# When are these adder algorithms used in digital circuit design?

Whenever I need to add two numbers, I just write a+b in VHDL. I never have to bother about what is synthesized, as long as timing and area constraint is met I think the objective is achieved.

I have recently came across these: Brent–Kung adder, Kogge–Stone adder and Ling adder. I literally never heard of these although I have been writing VHDL for FPGAs for many years now. Are these algorithms actually ever used in real life?

• Unless you're designing adder units to go into FPGAs (rather than just using the ones provided by the vendor) I imagine you wouldn't really have a reason to think about the exact algorithm (which likely depends on intricate details like the cost, power and delay of individual gates on the vendor's target node). Sep 5, 2022 at 2:54
• Synthesis will typically implement a+b using the least logic that fulfils your timing constraints. It may even switch between any or all of these algorithms as you ratchet up the clock speed constraint. So yes they are used in real life, but unless you are writing a synthesis tool you may never have to worry about them.
– user16324
Sep 5, 2022 at 9:52
• I was reading about a book on floating point unit hardware design. This is where I came across these algorithms. What struck me the hardest was that I never heard of these in my life before. I only know about the ripple and carry look ahead adders. Sep 5, 2022 at 16:27
• Wikipedia has a category on binary adders which list the types you mentioned, and others. The individual pages on each type of adder give suggestions for further reading. There is also a category on binary arithmetic which covers a wider range of topics. Sep 6, 2022 at 14:10

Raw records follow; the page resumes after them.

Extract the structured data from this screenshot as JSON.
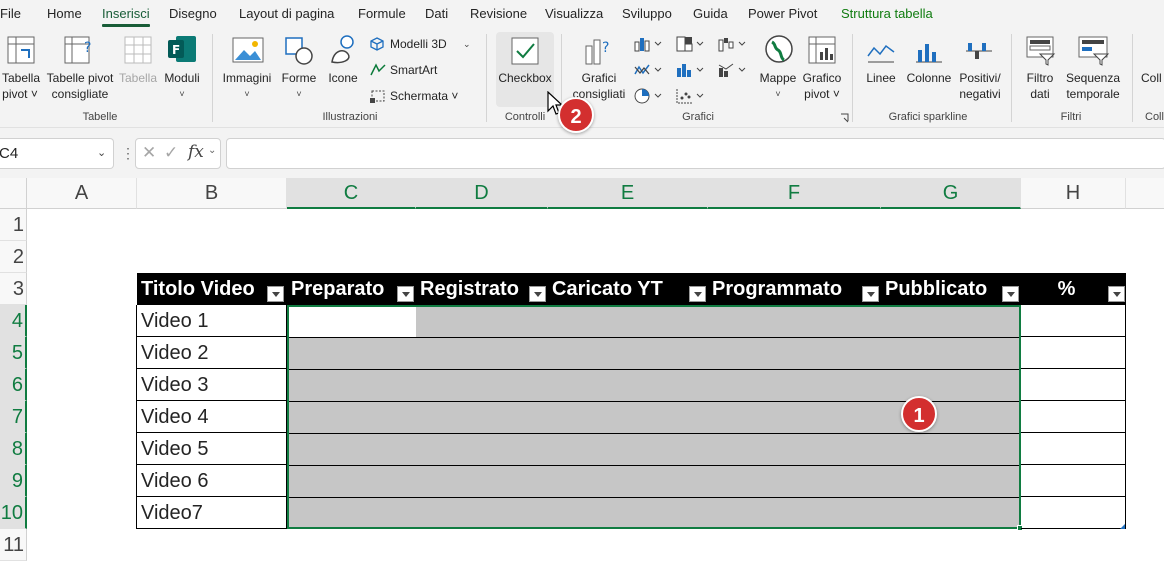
{
  "menu": {
    "items": [
      "File",
      "Home",
      "Inserisci",
      "Disegno",
      "Layout di pagina",
      "Formule",
      "Dati",
      "Revisione",
      "Visualizza",
      "Sviluppo",
      "Guida",
      "Power Pivot",
      "Struttura tabella"
    ],
    "active": "Inserisci"
  },
  "ribbon": {
    "tabelle": {
      "tabella_pivot": [
        "Tabella",
        "pivot ˅"
      ],
      "tabelle_pivot_consigliate": [
        "Tabelle pivot",
        "consigliate"
      ],
      "tabella": "Tabella",
      "moduli": [
        "Moduli",
        "˅"
      ],
      "label": "Tabelle"
    },
    "illustrazioni": {
      "immagini": [
        "Immagini",
        "˅"
      ],
      "forme": [
        "Forme",
        "˅"
      ],
      "icone": "Icone",
      "modelli3d": "Modelli 3D",
      "smartart": "SmartArt",
      "schermata": "Schermata ˅",
      "label": "Illustrazioni"
    },
    "controlli": {
      "checkbox": "Checkbox",
      "label": "Controlli"
    },
    "grafici": {
      "consigliati": [
        "Grafici",
        "consigliati"
      ],
      "mappe": [
        "Mappe",
        "˅"
      ],
      "grafico_pivot": [
        "Grafico",
        "pivot ˅"
      ],
      "label": "Grafici"
    },
    "sparkline": {
      "linee": "Linee",
      "colonne": "Colonne",
      "positivi": [
        "Positivi/",
        "negativi"
      ],
      "label": "Grafici sparkline"
    },
    "filtri": {
      "filtro_dati": [
        "Filtro",
        "dati"
      ],
      "sequenza": [
        "Sequenza",
        "temporale"
      ],
      "label": "Filtri"
    },
    "collegamenti": {
      "partial_label": "Coll",
      "partial_button": "Coll"
    }
  },
  "formula_bar": {
    "name_box": "C4",
    "fx": "fx",
    "formula": ""
  },
  "columns": [
    "A",
    "B",
    "C",
    "D",
    "E",
    "F",
    "G",
    "H"
  ],
  "rows": [
    "1",
    "2",
    "3",
    "4",
    "5",
    "6",
    "7",
    "8",
    "9",
    "10",
    "11"
  ],
  "table": {
    "headers": [
      "Titolo Video",
      "Preparato",
      "Registrato",
      "Caricato YT",
      "Programmato",
      "Pubblicato",
      "%"
    ],
    "rows": [
      "Video 1",
      "Video 2",
      "Video 3",
      "Video 4",
      "Video 5",
      "Video 6",
      "Video7"
    ]
  },
  "annotations": {
    "badge1": "1",
    "badge2": "2"
  },
  "colors": {
    "excel_green": "#107c41",
    "selection_gray": "#c6c6c6",
    "badge_red": "#d32f2f",
    "header_black": "#000000"
  }
}
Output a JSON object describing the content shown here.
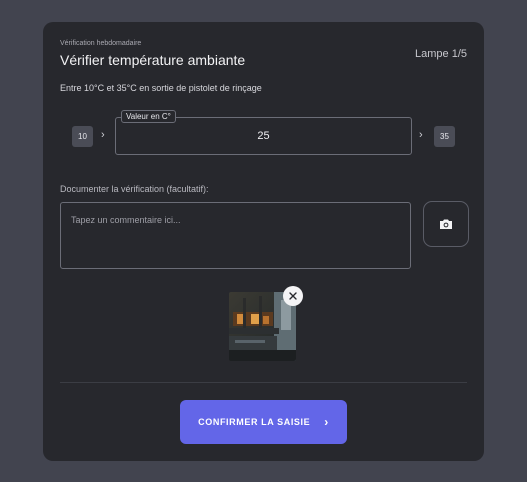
{
  "card": {
    "eyebrow": "Vérification hebdomadaire",
    "title": "Vérifier température ambiante",
    "counter": "Lampe 1/5",
    "range_text": "Entre 10°C et 35°C en sortie de pistolet de rinçage"
  },
  "value_input": {
    "min": "10",
    "max": "35",
    "legend": "Valeur en C°",
    "value": "25",
    "min_chevron": "›",
    "max_chevron": "›"
  },
  "documentation": {
    "label": "Documenter la vérification (facultatif):",
    "placeholder": "Tapez un commentaire ici..."
  },
  "icons": {
    "camera": "camera-icon",
    "close": "close-icon",
    "chevron": "chevron-right-icon"
  },
  "actions": {
    "confirm_label": "CONFIRMER LA SAISIE",
    "confirm_chevron": "›"
  },
  "colors": {
    "background": "#42444f",
    "card": "#27282d",
    "accent": "#6366e8"
  }
}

They definitely can be if you're doing VLSI design. On FPGAs, the fabric will generally be designed with various standard operations in mind, especially building efficient adders. So you really just want to use "+" and then let the tools implement the optimized adder structure that uses all of the hard carry chain logic and what not. While there is nothing preventing you from building your own adder, it's probably not going to beat what the tools do for "+" that's optimized for the actual FPGA fabric.

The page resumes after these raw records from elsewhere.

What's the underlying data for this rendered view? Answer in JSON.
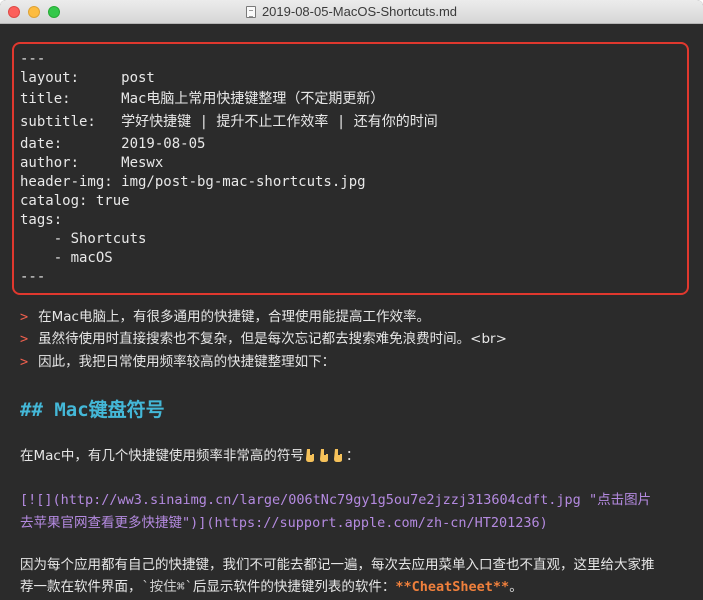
{
  "window": {
    "title": "2019-08-05-MacOS-Shortcuts.md"
  },
  "frontmatter": {
    "lines": [
      "---",
      "layout:     post",
      "title:      Mac电脑上常用快捷键整理（不定期更新）",
      "subtitle:   学好快捷键 | 提升不止工作效率 | 还有你的时间",
      "date:       2019-08-05",
      "author:     Meswx",
      "header-img: img/post-bg-mac-shortcuts.jpg",
      "catalog: true",
      "tags:",
      "    - Shortcuts",
      "    - macOS",
      "---"
    ]
  },
  "quotes": {
    "marker": ">",
    "lines": [
      "在Mac电脑上，有很多通用的快捷键，合理使用能提高工作效率。",
      "虽然待使用时直接搜索也不复杂，但是每次忘记都去搜索难免浪费时间。<br>",
      "因此，我把日常使用频率较高的快捷键整理如下："
    ]
  },
  "heading": {
    "text": "## Mac键盘符号"
  },
  "para1": {
    "text": "在Mac中，有几个快捷键使用频率非常高的符号",
    "emoji_count": 3,
    "suffix": "："
  },
  "link": {
    "line1_prefix": "[![](",
    "line1_url": "http://ww3.sinaimg.cn/large/006tNc79gy1g5ou7e2jzzj313604cdft.jpg",
    "line1_title": " \"点击图片",
    "line2_title": "去苹果官网查看更多快捷键\"",
    "line2_mid": ")](",
    "line2_url": "https://support.apple.com/zh-cn/HT201236",
    "line2_end": ")"
  },
  "para2": {
    "line1": "因为每个应用都有自己的快捷键，我们不可能去都记一遍，每次去应用菜单入口查也不直观，这里给大家推",
    "line2_prefix": "荐一款在软件界面，",
    "line2_code": "`按住⌘`",
    "line2_mid": "后显示软件的快捷键列表的软件：",
    "line2_bold": "**CheatSheet**",
    "line2_end": "。"
  },
  "colors": {
    "background": "#2b2b2b",
    "highlight_border": "#e0382e",
    "quote_marker": "#f0604e",
    "heading": "#44b8d8",
    "link": "#b48ae0",
    "bold": "#f0803c"
  }
}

Now, there may be a few exceptions to this if you're trying to do something particularly non-standard. For instance, if you need an adder tree. Some tools might be smart enough to know about adder trees and construct efficient ones in the fabric. Others might not, in which case making your own explicit adder tree might be more efficient.

I literally never heard of these although I have been writing VHDL for FPGAs for many years now.

What struck me the hardest was that I never heard of these in my life before.

I learn something new every day and I've been at it for decades, so not hearing about something is not unusual. We all get used to it. You should expect such experiences every day if you'll be exploring things in great detail, in any field, pretty much.

There are probably hundreds of floating point and integer block designs used on chips that neither of us have heard about.

I've not heard about those algorithms either, and I've designed floating point hardware from discrete elements (not on a chip though, and only for hobby projects).

The reason I haven't heard of them is that the problems these algorithms solve doesn't quite arise in hobby circumstances, unless your hobby is chip design. When making an adder from discrete gates or even discrete transistors, interconnect density and capacitance are rarely a problem, or can be addressed with only a minor cost. When designing an IC, on the other hand, you've got to deal with the so-called logical effort due to gate- and wire capacitances driving the design, essentially, and the transistor sizes have to be scaled according on how far they drive and how many gates.

Thus, those algorithms don't necessarily optimize computational complexity but interconnect complexity, or more specifically die area taken up by a given arithmetic function. Usually the die area and the interconnect complexity go hand-in hand if you keep the number of gates "constant".

On a chip, a gate is basically free, and nearby gates add very little to signal propagation times. Even on an ancient CMOS process that was hot news 20 years ago, gates switch well under 1ns. It's the interconnect length and branching that slows everything down.

That's also why some "computationally light" algorithms are not optimal on chips, and doing more computations or even repeating some computations locally can speed things up dramatically as long as it decreases the interconnect.